“Can we get sprinkles?”
“We can get as many sprinkles as you want,” I promise. It’s the one promise I feel like I can keep.
Eventually, we have to leave the bathroom. I get him to pee in a cup and wipe his face with a wet towel. Everyone applauds when I walk out of the bathroom with him. All Yancy can say is-“wow, that was hardcore.” I say nothing. We plop him on the exam table when we get back into the exam room. He wants the Ipad. He snaps at us when we try to talk to him as we wait for the doctor to come into the room. I understand. I’d be pissed at us too. I can’t blame him.

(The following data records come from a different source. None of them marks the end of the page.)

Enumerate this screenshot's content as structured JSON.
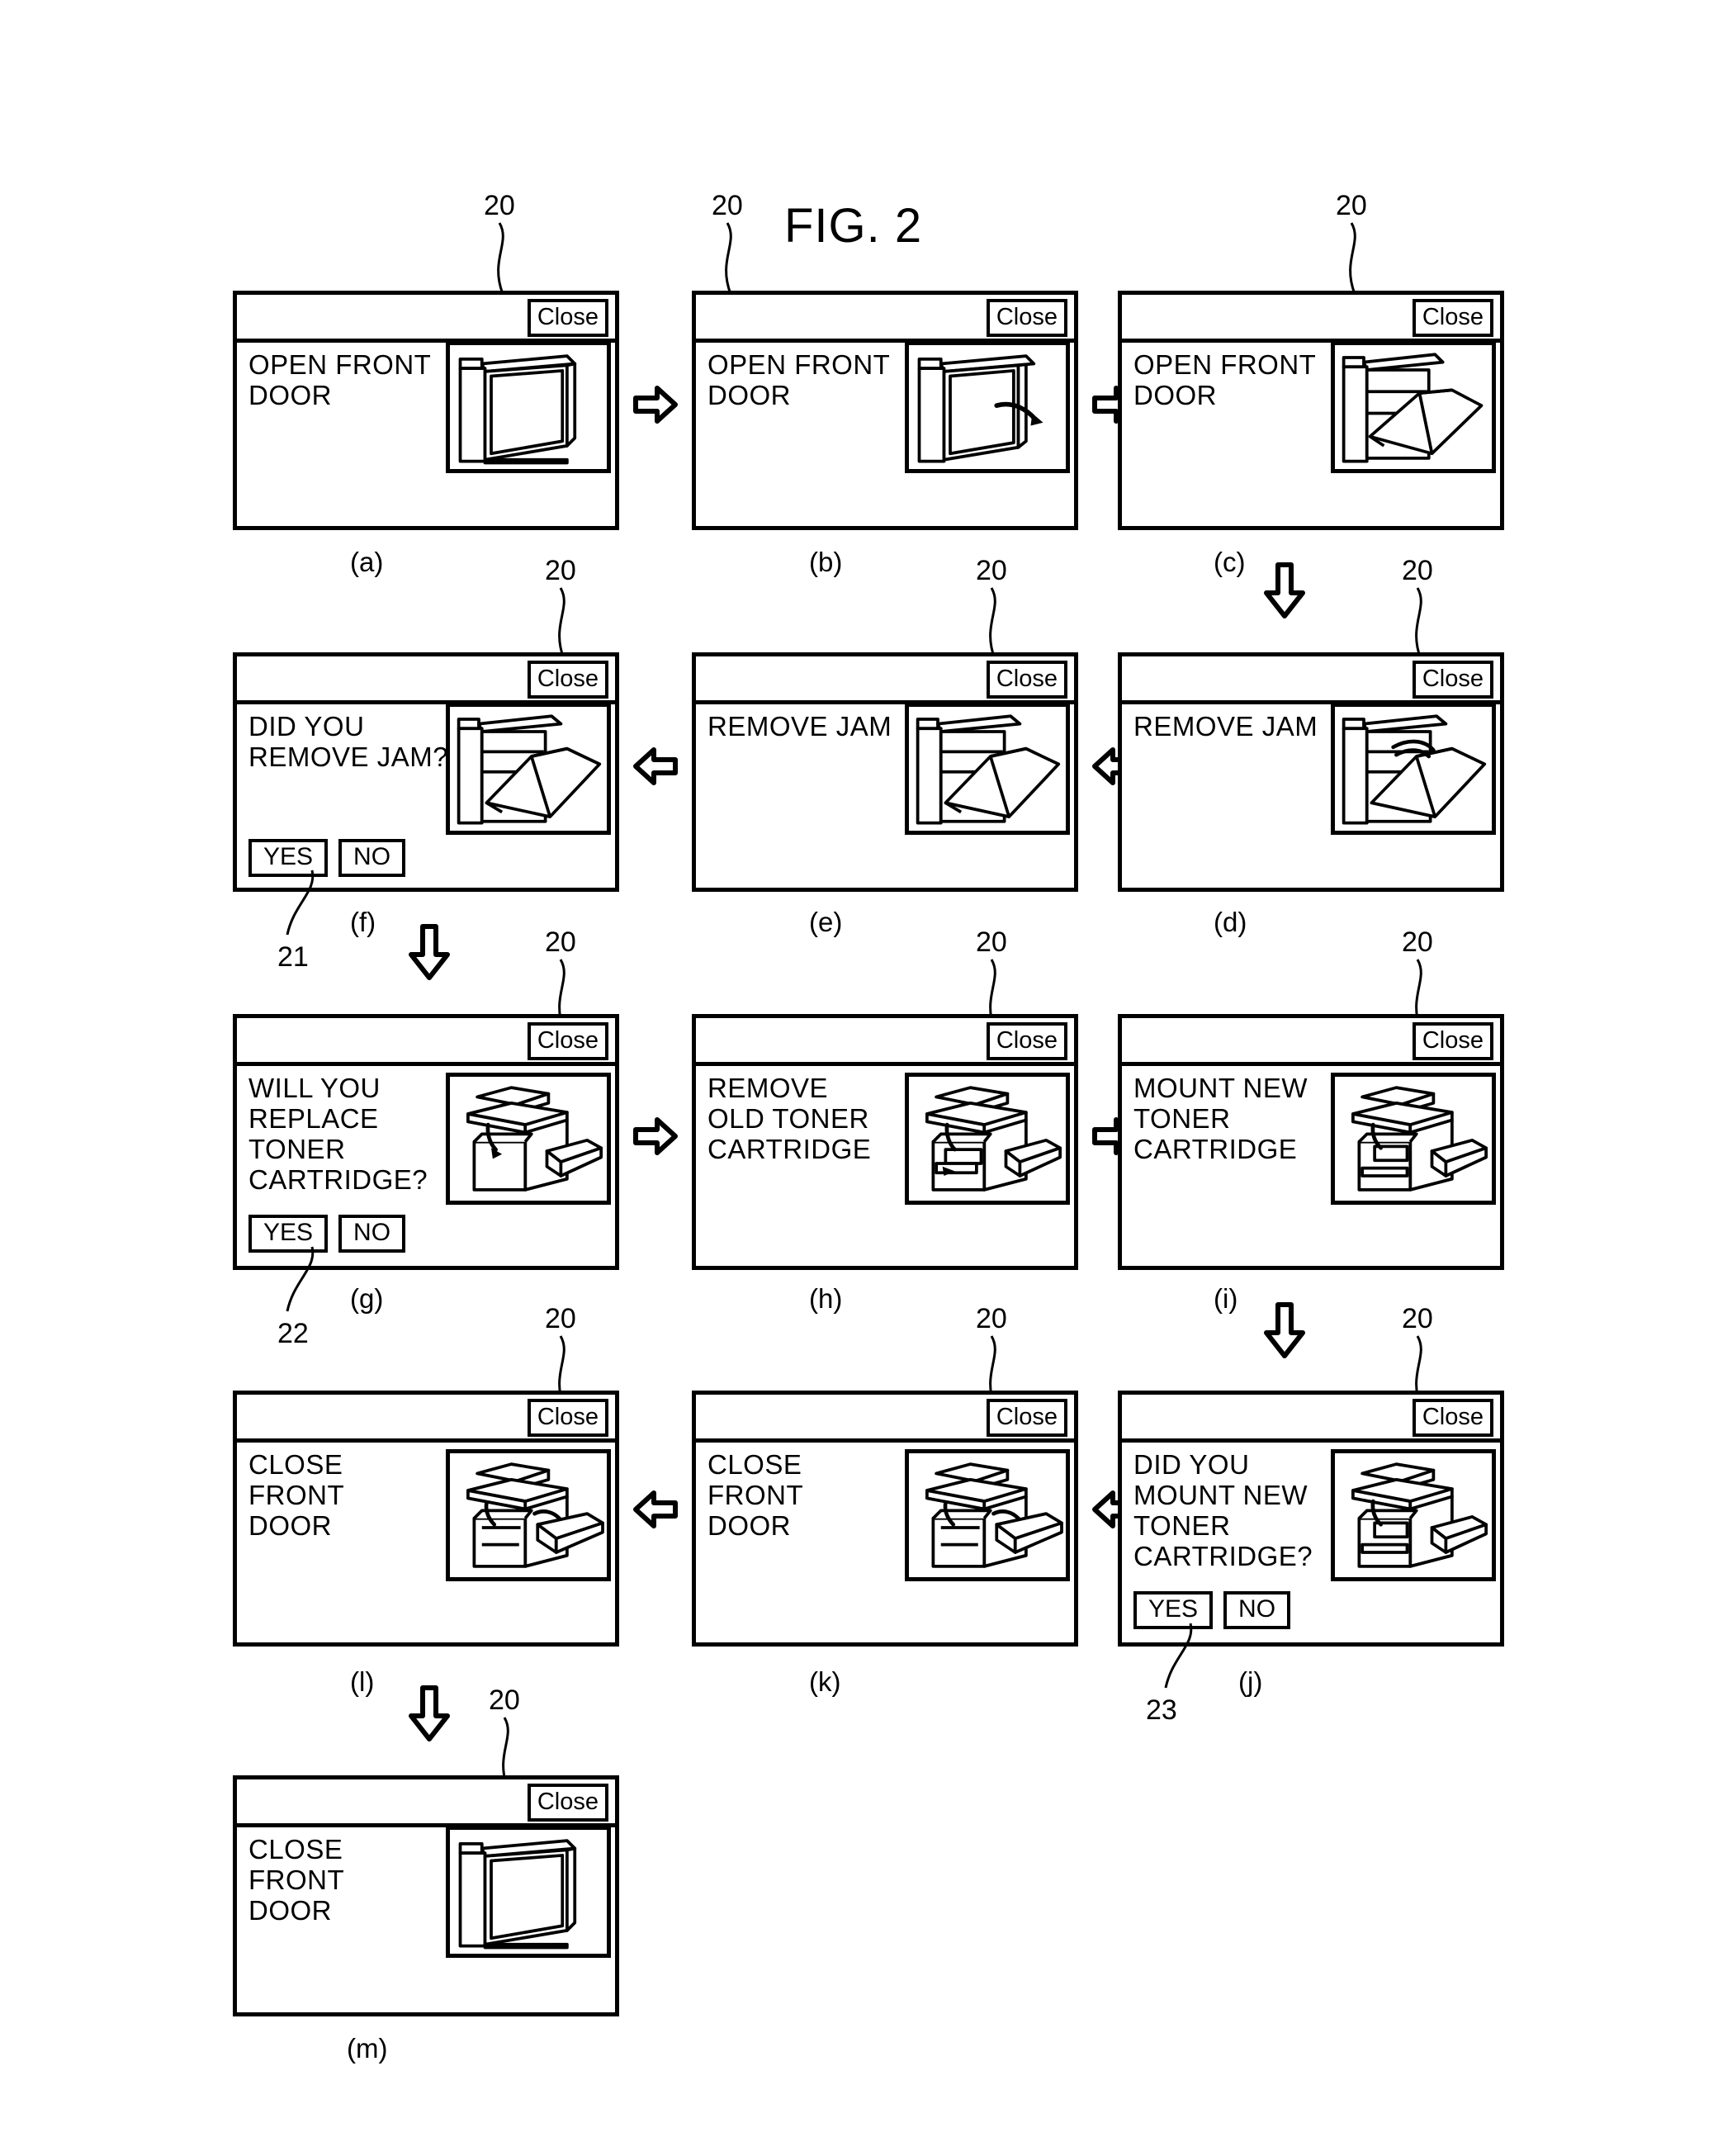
{
  "figure": {
    "title": "FIG. 2",
    "ref_panel": "20",
    "ref_yesno_f": "21",
    "ref_yesno_g": "22",
    "ref_yesno_j": "23"
  },
  "common": {
    "close_label": "Close",
    "yes_label": "YES",
    "no_label": "NO"
  },
  "panels": [
    {
      "id": "a",
      "caption": "(a)",
      "message": "OPEN FRONT\nDOOR",
      "illustration": "printer-front-door-closed",
      "has_yesno": false
    },
    {
      "id": "b",
      "caption": "(b)",
      "message": "OPEN FRONT\nDOOR",
      "illustration": "printer-front-door-hand",
      "has_yesno": false
    },
    {
      "id": "c",
      "caption": "(c)",
      "message": "OPEN FRONT\nDOOR",
      "illustration": "printer-front-door-open",
      "has_yesno": false
    },
    {
      "id": "d",
      "caption": "(d)",
      "message": "REMOVE JAM",
      "illustration": "printer-jam-hand",
      "has_yesno": false
    },
    {
      "id": "e",
      "caption": "(e)",
      "message": "REMOVE JAM",
      "illustration": "printer-jam",
      "has_yesno": false
    },
    {
      "id": "f",
      "caption": "(f)",
      "message": "DID YOU\nREMOVE JAM?",
      "illustration": "printer-jam",
      "has_yesno": true
    },
    {
      "id": "g",
      "caption": "(g)",
      "message": "WILL YOU\nREPLACE\nTONER\nCARTRIDGE?",
      "illustration": "printer-toner",
      "has_yesno": true
    },
    {
      "id": "h",
      "caption": "(h)",
      "message": "REMOVE\nOLD TONER\nCARTRIDGE",
      "illustration": "printer-toner-remove",
      "has_yesno": false
    },
    {
      "id": "i",
      "caption": "(i)",
      "message": "MOUNT NEW\nTONER\nCARTRIDGE",
      "illustration": "printer-toner-mount",
      "has_yesno": false
    },
    {
      "id": "j",
      "caption": "(j)",
      "message": "DID YOU\nMOUNT NEW\nTONER\nCARTRIDGE?",
      "illustration": "printer-toner-mount",
      "has_yesno": true
    },
    {
      "id": "k",
      "caption": "(k)",
      "message": "CLOSE\nFRONT\nDOOR",
      "illustration": "printer-toner-closing",
      "has_yesno": false
    },
    {
      "id": "l",
      "caption": "(l)",
      "message": "CLOSE\nFRONT\nDOOR",
      "illustration": "printer-toner-closing",
      "has_yesno": false
    },
    {
      "id": "m",
      "caption": "(m)",
      "message": "CLOSE\nFRONT\nDOOR",
      "illustration": "printer-front-door-closed",
      "has_yesno": false
    }
  ],
  "flow_arrows": [
    {
      "name": "arrow-a-to-b",
      "direction": "right"
    },
    {
      "name": "arrow-b-to-c",
      "direction": "right"
    },
    {
      "name": "arrow-c-to-d",
      "direction": "down"
    },
    {
      "name": "arrow-d-to-e",
      "direction": "left"
    },
    {
      "name": "arrow-e-to-f",
      "direction": "left"
    },
    {
      "name": "arrow-f-to-g",
      "direction": "down"
    },
    {
      "name": "arrow-g-to-h",
      "direction": "right"
    },
    {
      "name": "arrow-h-to-i",
      "direction": "right"
    },
    {
      "name": "arrow-i-to-j",
      "direction": "down"
    },
    {
      "name": "arrow-j-to-k",
      "direction": "left"
    },
    {
      "name": "arrow-k-to-l",
      "direction": "left"
    },
    {
      "name": "arrow-l-to-m",
      "direction": "down"
    }
  ]
}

I stare at him wondering how this will affect him. Not the physical part of being sick, but the emotional scars. How deep will they run? Will he sit on some therapist’s couch trying to pinpoint the moment he lost his innocence and realize in a moment of remembrance that it was now? Or was it the last time we let them hold him down and torture him?
My thoughts are interrupted by the click of the door and the voice of the doctor, “I think I know what’s wrong with your son…”
For four years, we have been waiting to hear those words. All of the hospital stays and emergency room trips. Countless tests. Doctors. Nobody has ever said them to us. Nobody. It should come as some relief, so, why do I feel like I’m going to throw up all over the glistening white speckled linoleum floor?